Task directions: Copy every entry below exactly as it appears, leaving out the images.

Task data:
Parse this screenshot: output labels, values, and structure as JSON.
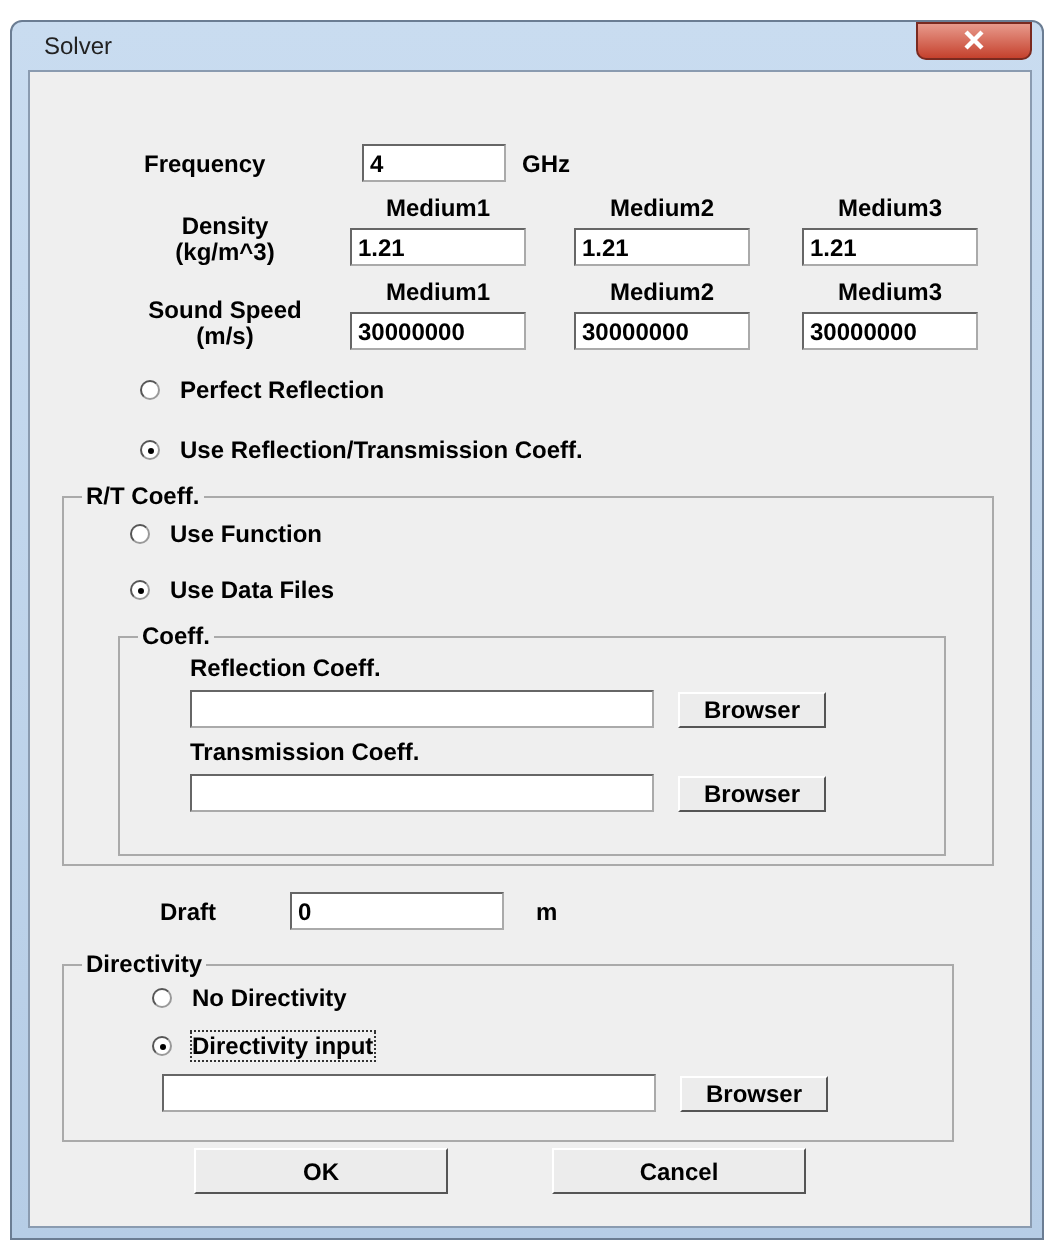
{
  "window": {
    "title": "Solver"
  },
  "frequency": {
    "label": "Frequency",
    "value": "4",
    "unit": "GHz"
  },
  "density": {
    "label_lines": [
      "Density",
      "(kg/m^3)"
    ],
    "columns": [
      "Medium1",
      "Medium2",
      "Medium3"
    ],
    "values": [
      "1.21",
      "1.21",
      "1.21"
    ]
  },
  "sound_speed": {
    "label_lines": [
      "Sound Speed",
      "(m/s)"
    ],
    "columns": [
      "Medium1",
      "Medium2",
      "Medium3"
    ],
    "values": [
      "30000000",
      "30000000",
      "30000000"
    ]
  },
  "mode_options": [
    {
      "label": "Perfect Reflection",
      "selected": false
    },
    {
      "label": "Use Reflection/Transmission Coeff.",
      "selected": true
    }
  ],
  "rt_coeff": {
    "title": "R/T Coeff.",
    "options": [
      {
        "label": "Use Function",
        "selected": false
      },
      {
        "label": "Use Data Files",
        "selected": true
      }
    ],
    "coeff": {
      "title": "Coeff.",
      "files": [
        {
          "label": "Reflection Coeff.",
          "button": "Browser"
        },
        {
          "label": "Transmission Coeff.",
          "button": "Browser"
        }
      ]
    }
  },
  "draft": {
    "label": "Draft",
    "value": "0",
    "unit": "m"
  },
  "directivity": {
    "title": "Directivity",
    "options": [
      {
        "label": "No Directivity",
        "selected": false,
        "focused": false
      },
      {
        "label": "Directivity input",
        "selected": true,
        "focused": true
      }
    ],
    "button": "Browser"
  },
  "buttons": [
    "OK",
    "Cancel"
  ]
}
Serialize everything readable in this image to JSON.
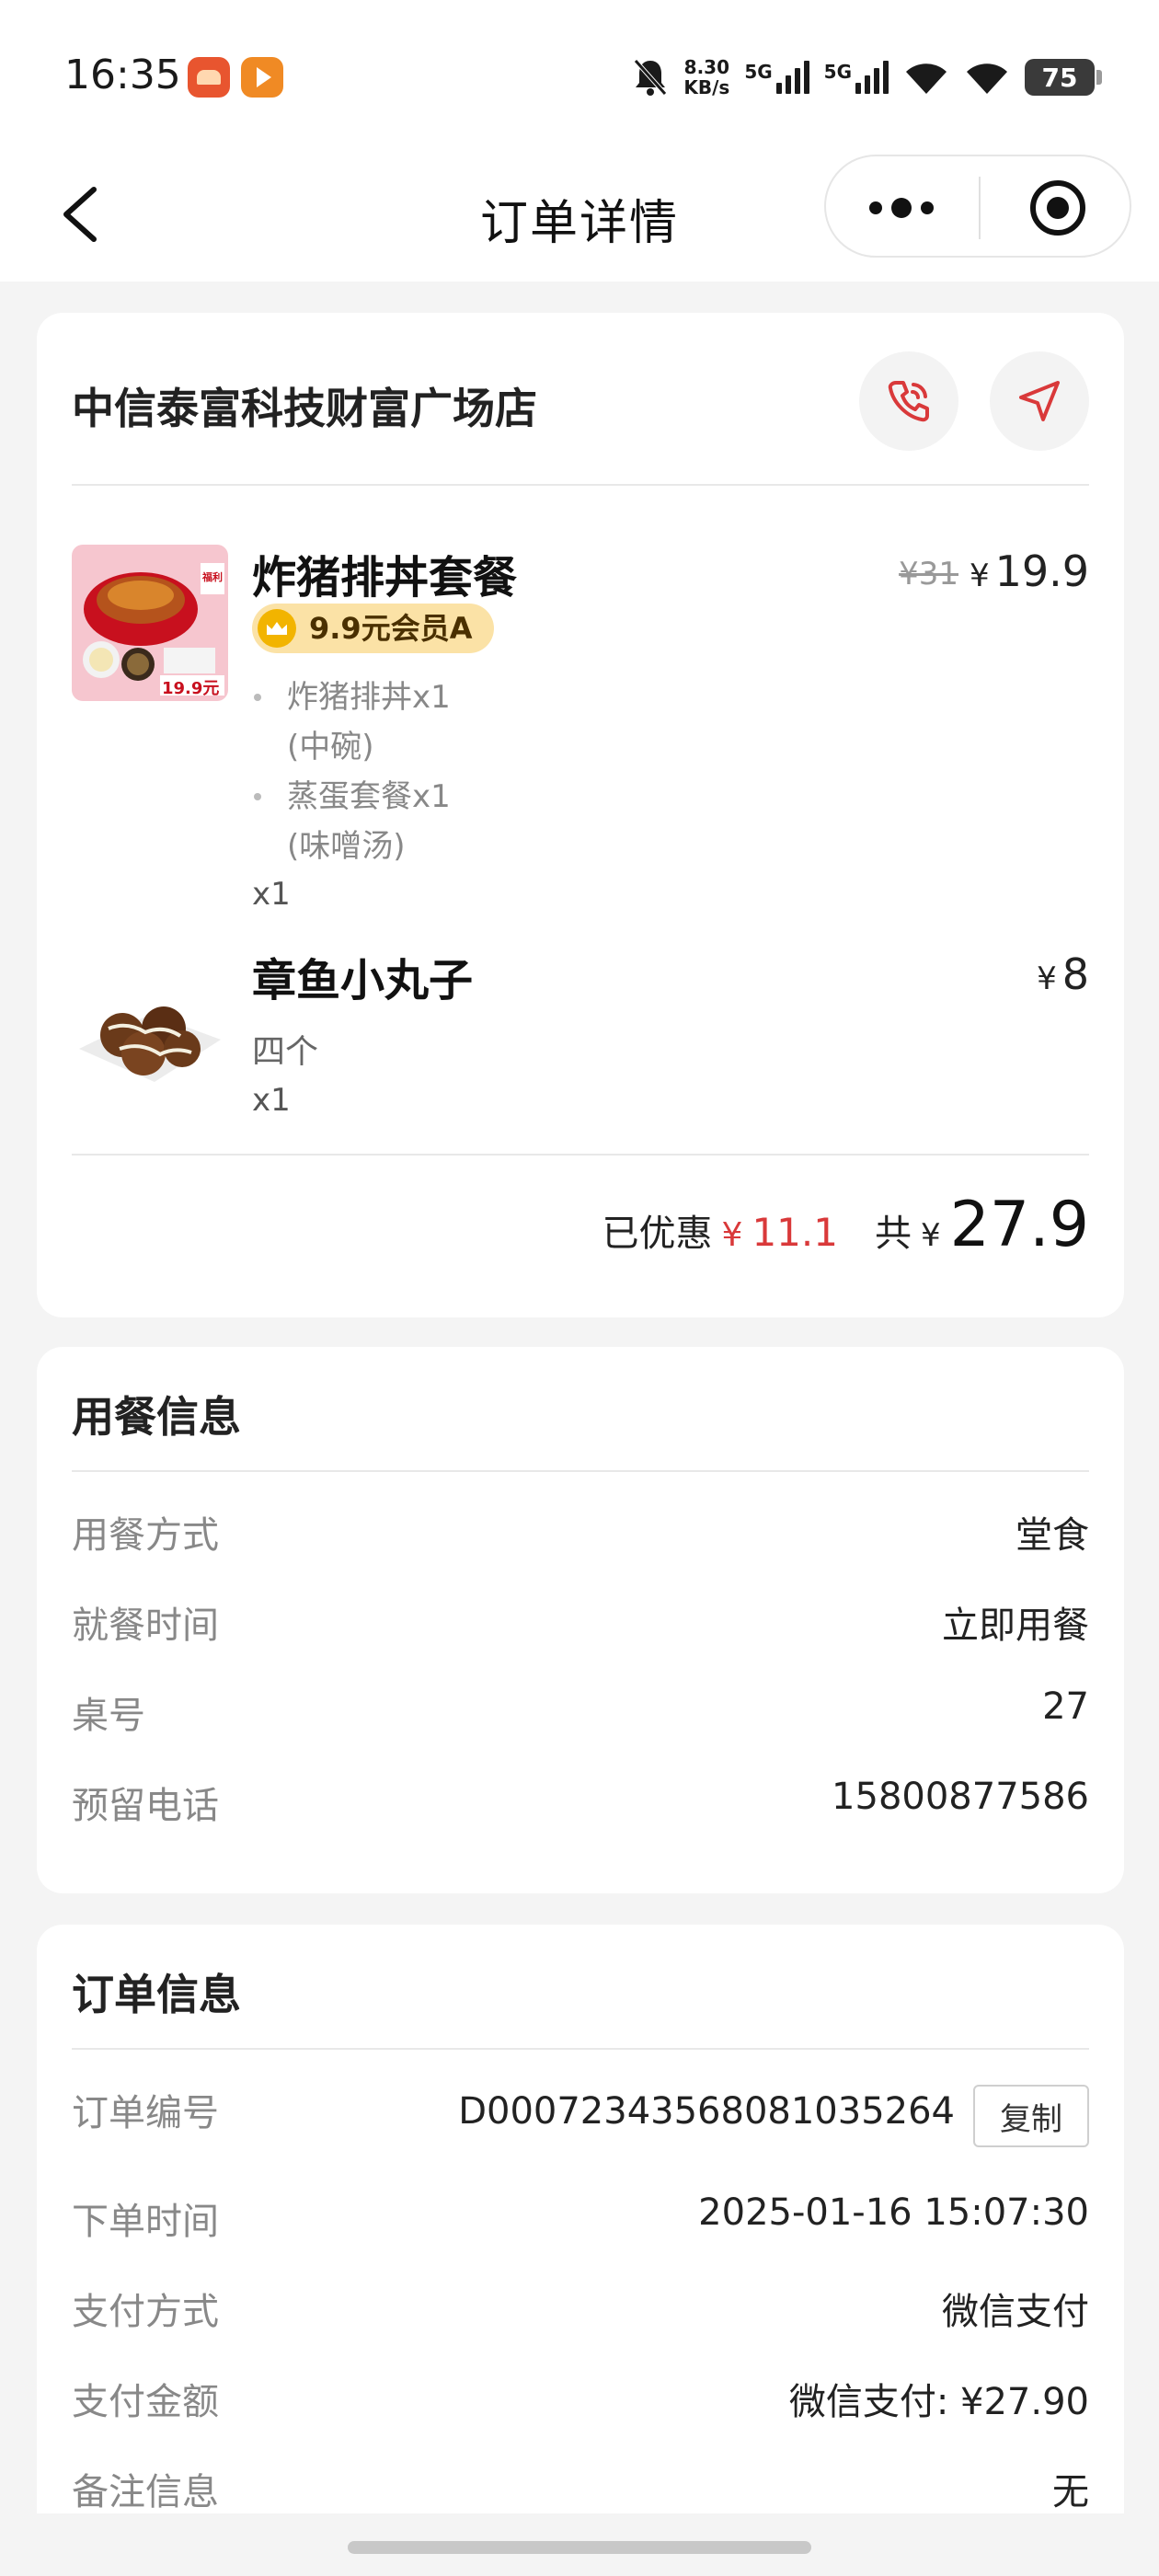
{
  "status_bar": {
    "time": "16:35",
    "net_speed_value": "8.30",
    "net_speed_unit": "KB/s",
    "sim1": "5G",
    "sim2": "5G",
    "battery": "75"
  },
  "nav": {
    "title": "订单详情"
  },
  "store": {
    "name": "中信泰富科技财富广场店"
  },
  "items": [
    {
      "name": "炸猪排丼套餐",
      "tag": "9.9元会员A",
      "subitems": [
        {
          "name": "炸猪排丼x1",
          "spec": "(中碗)"
        },
        {
          "name": "蒸蛋套餐x1",
          "spec": "(味噌汤)"
        }
      ],
      "qty": "x1",
      "old_price": "¥31",
      "price_symbol": "¥",
      "price": "19.9",
      "thumb_badge": "福利",
      "thumb_price": "19.9元"
    },
    {
      "name": "章鱼小丸子",
      "spec": "四个",
      "qty": "x1",
      "price_symbol": "¥",
      "price": "8"
    }
  ],
  "summary": {
    "discount_label": "已优惠",
    "discount_symbol": "¥",
    "discount_value": "11.1",
    "total_label": "共",
    "total_symbol": "¥",
    "total_value": "27.9"
  },
  "dining_info": {
    "title": "用餐信息",
    "rows": [
      {
        "label": "用餐方式",
        "value": "堂食"
      },
      {
        "label": "就餐时间",
        "value": "立即用餐"
      },
      {
        "label": "桌号",
        "value": "27"
      },
      {
        "label": "预留电话",
        "value": "15800877586"
      }
    ]
  },
  "order_info": {
    "title": "订单信息",
    "copy_label": "复制",
    "rows": [
      {
        "label": "订单编号",
        "value": "D00072343568081035264"
      },
      {
        "label": "下单时间",
        "value": "2025-01-16 15:07:30"
      },
      {
        "label": "支付方式",
        "value": "微信支付"
      },
      {
        "label": "支付金额",
        "value": "微信支付: ¥27.90"
      },
      {
        "label": "备注信息",
        "value": "无"
      }
    ]
  },
  "colors": {
    "accent_red": "#d9393a",
    "member_tag_bg": "#fbe2a6",
    "page_bg": "#f4f4f4"
  }
}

Expected answer:
Parse this screenshot: output labels, values, and structure as JSON.
{
  "window": {
    "title": "Solver"
  },
  "frequency": {
    "label": "Frequency",
    "value": "4",
    "unit": "GHz"
  },
  "density": {
    "label_lines": [
      "Density",
      "(kg/m^3)"
    ],
    "columns": [
      "Medium1",
      "Medium2",
      "Medium3"
    ],
    "values": [
      "1.21",
      "1.21",
      "1.21"
    ]
  },
  "sound_speed": {
    "label_lines": [
      "Sound Speed",
      "(m/s)"
    ],
    "columns": [
      "Medium1",
      "Medium2",
      "Medium3"
    ],
    "values": [
      "30000000",
      "30000000",
      "30000000"
    ]
  },
  "mode_options": [
    {
      "label": "Perfect Reflection",
      "selected": false
    },
    {
      "label": "Use Reflection/Transmission Coeff.",
      "selected": true
    }
  ],
  "rt_coeff": {
    "title": "R/T Coeff.",
    "options": [
      {
        "label": "Use Function",
        "selected": false
      },
      {
        "label": "Use Data Files",
        "selected": true
      }
    ],
    "coeff": {
      "title": "Coeff.",
      "files": [
        {
          "label": "Reflection Coeff.",
          "button": "Browser"
        },
        {
          "label": "Transmission Coeff.",
          "button": "Browser"
        }
      ]
    }
  },
  "draft": {
    "label": "Draft",
    "value": "0",
    "unit": "m"
  },
  "directivity": {
    "title": "Directivity",
    "options": [
      {
        "label": "No Directivity",
        "selected": false,
        "focused": false
      },
      {
        "label": "Directivity input",
        "selected": true,
        "focused": true
      }
    ],
    "button": "Browser"
  },
  "buttons": [
    "OK",
    "Cancel"
  ]
}
Serialize everything readable in this image to JSON.
{
  "status_bar": {
    "time": "16:35",
    "net_speed_value": "8.30",
    "net_speed_unit": "KB/s",
    "sim1": "5G",
    "sim2": "5G",
    "battery": "75"
  },
  "nav": {
    "title": "订单详情"
  },
  "store": {
    "name": "中信泰富科技财富广场店"
  },
  "items": [
    {
      "name": "炸猪排丼套餐",
      "tag": "9.9元会员A",
      "subitems": [
        {
          "name": "炸猪排丼x1",
          "spec": "(中碗)"
        },
        {
          "name": "蒸蛋套餐x1",
          "spec": "(味噌汤)"
        }
      ],
      "qty": "x1",
      "old_price": "¥31",
      "price_symbol": "¥",
      "price": "19.9",
      "thumb_badge": "福利",
      "thumb_price": "19.9元"
    },
    {
      "name": "章鱼小丸子",
      "spec": "四个",
      "qty": "x1",
      "price_symbol": "¥",
      "price": "8"
    }
  ],
  "summary": {
    "discount_label": "已优惠",
    "discount_symbol": "¥",
    "discount_value": "11.1",
    "total_label": "共",
    "total_symbol": "¥",
    "total_value": "27.9"
  },
  "dining_info": {
    "title": "用餐信息",
    "rows": [
      {
        "label": "用餐方式",
        "value": "堂食"
      },
      {
        "label": "就餐时间",
        "value": "立即用餐"
      },
      {
        "label": "桌号",
        "value": "27"
      },
      {
        "label": "预留电话",
        "value": "15800877586"
      }
    ]
  },
  "order_info": {
    "title": "订单信息",
    "copy_label": "复制",
    "rows": [
      {
        "label": "订单编号",
        "value": "D00072343568081035264"
      },
      {
        "label": "下单时间",
        "value": "2025-01-16 15:07:30"
      },
      {
        "label": "支付方式",
        "value": "微信支付"
      },
      {
        "label": "支付金额",
        "value": "微信支付: ¥27.90"
      },
      {
        "label": "备注信息",
        "value": "无"
      }
    ]
  },
  "colors": {
    "accent_red": "#d9393a",
    "member_tag_bg": "#fbe2a6",
    "page_bg": "#f4f4f4"
  }
}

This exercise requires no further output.